Another Analyst Capitulates To “Fear Of Being Left Out”

If this market runs out of bears, I think it’s in trouble.

And today one of the market’s few remaining bears capitulated to the rally. Wells Fargo’s head of equity strategy Christopher Harvey hiked his year-end price target for the Standard & Poor’s 500 Index to 3,088 from 2,665. The index closed at 2,983 on Monday April 29, so the Wells Fargo target is 4.9% above Monday’s close. The previous Wells Fargo target was the second lowest on Wall Street. It’s now the second highest, according to Bloomberg, behind only the 3250 target from Deutsche Bank. (The only call lower than that of Wells Fargo before this bullish shift was from Cantor Fitzgerald.) The median is 2,950.

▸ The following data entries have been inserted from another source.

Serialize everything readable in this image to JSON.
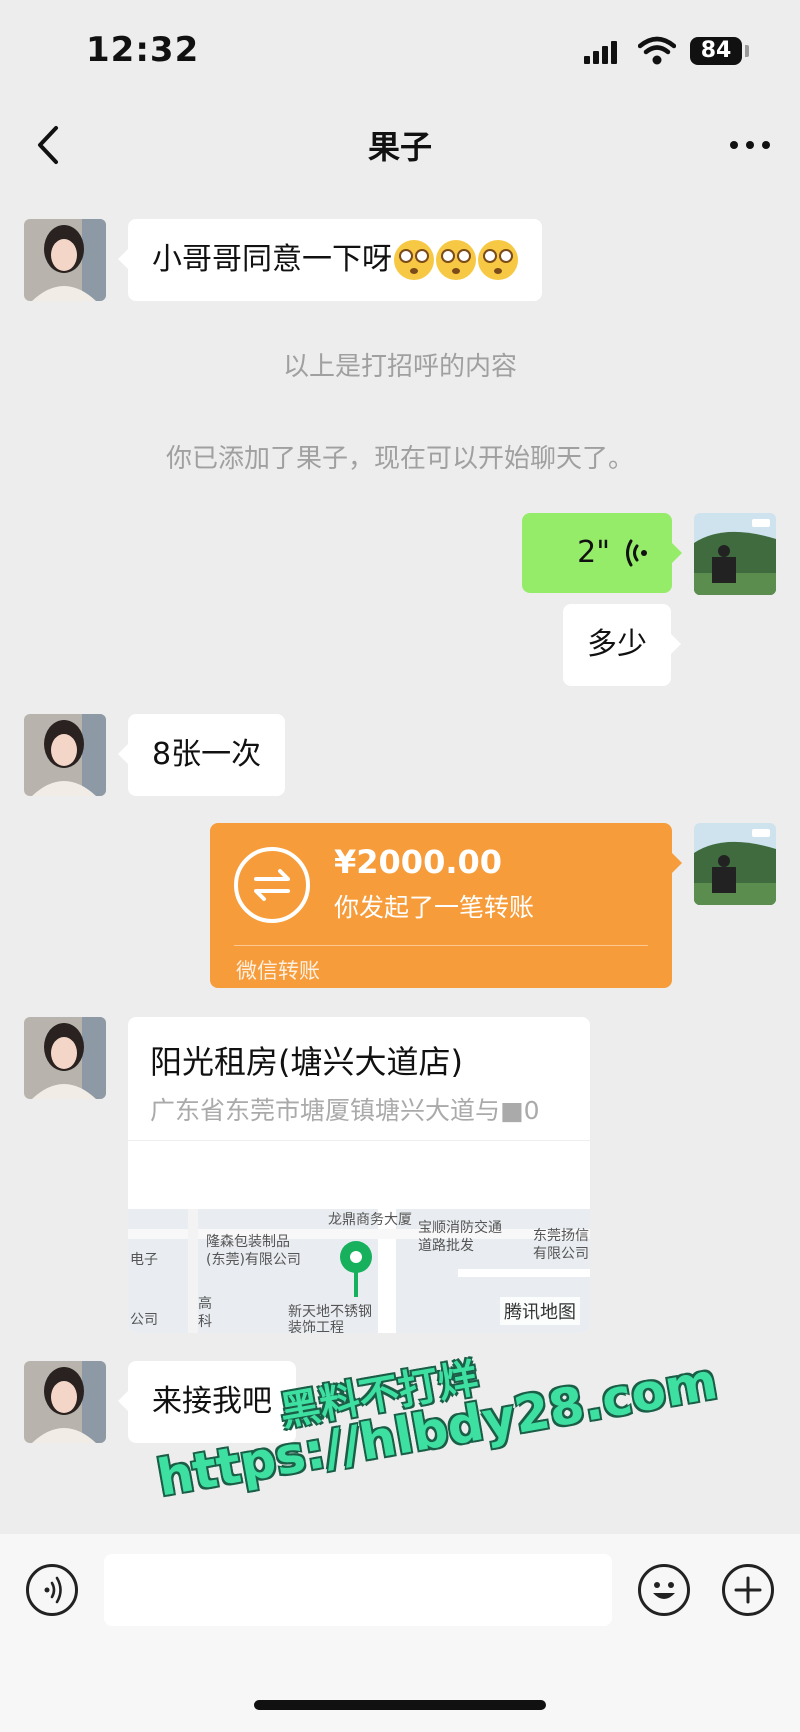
{
  "status_bar": {
    "time": "12:32",
    "battery": "84"
  },
  "header": {
    "title": "果子",
    "back_icon": "chevron-left-icon",
    "more_icon": "more-horizontal-icon"
  },
  "messages": [
    {
      "side": "left",
      "type": "text",
      "text": "小哥哥同意一下呀",
      "emoji": [
        "flushed-face",
        "flushed-face",
        "flushed-face"
      ]
    },
    {
      "type": "system",
      "text": "以上是打招呼的内容"
    },
    {
      "type": "system",
      "text": "你已添加了果子，现在可以开始聊天了。"
    },
    {
      "side": "right",
      "type": "voice",
      "duration": "2\""
    },
    {
      "side": "right",
      "type": "text",
      "text": "多少"
    },
    {
      "side": "left",
      "type": "text",
      "text": "8张一次"
    },
    {
      "side": "right",
      "type": "transfer",
      "amount": "¥2000.00",
      "description": "你发起了一笔转账",
      "footer": "微信转账"
    },
    {
      "side": "left",
      "type": "location",
      "name": "阳光租房(塘兴大道店)",
      "address": "广东省东莞市塘厦镇塘兴大道与■0",
      "map_labels": [
        "龙鼎商务大厦",
        "宝顺消防交通",
        "道路批发",
        "东莞扬信",
        "有限公司",
        "隆森包装制品",
        "(东莞)有限公司",
        "电子",
        "公司",
        "新天地不锈钢",
        "装饰工程",
        "高",
        "科"
      ],
      "map_provider": "腾讯地图"
    },
    {
      "side": "left",
      "type": "text",
      "text": "来接我吧"
    }
  ],
  "watermark": {
    "line1": "黑料不打烊",
    "line2": "https://hlbdy28.com"
  },
  "input_bar": {
    "voice_icon": "voice-icon",
    "emoji_icon": "smile-icon",
    "plus_icon": "plus-circle-icon",
    "placeholder": ""
  }
}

What’s really interesting to me about Harvey’s call at Wells Fargo is that it’s based on higher price-to-earnings ratios and not on increasing earnings themselves. Because of the Federal Reserve’s switch to steady or even declining interest rates, and because of an investor preference for U.S. equities based on their outperformance, investors will be willing to pay more for U.S. stocks as the year goes on, Harvey argued. Harvey did not raise his target for S&P 500 earnings from his earlier $166 for 2019.

So this is an example of a call that in my opinion is based on “fear of being left out.” No analyst likes to be bearish in the face of a rally like this. And at some point the pain of being bearish just gets to be too much. You can be sure that the phones have been ringing off the hooks at Wells Fargo as money management clients have been calling to question the previous bearish positioning.

For those of us made a bit uneasy by the market’s continued climb in the face of lackluster earnings–and who worry about the size of Fed’s balance sheet and the stimulus to the economy from big government deficits–the move to bullish from bearish by one of Wall Street last bearish holdouts is another worrying sign. This rally has been supported, in part, by bears tossing in the towel and joining the bullish chorus. That works to drive up stock prices as long as there’s cash on the sidelines moving into the market to buy shares. When, however, the supply of bears is running low, then the market will have to find other reasons to move higher.

And if you suspect, as I do, that the U.S. economy will slow in the second half, those “reasons” look to be in limited supply for the latter part of 2019.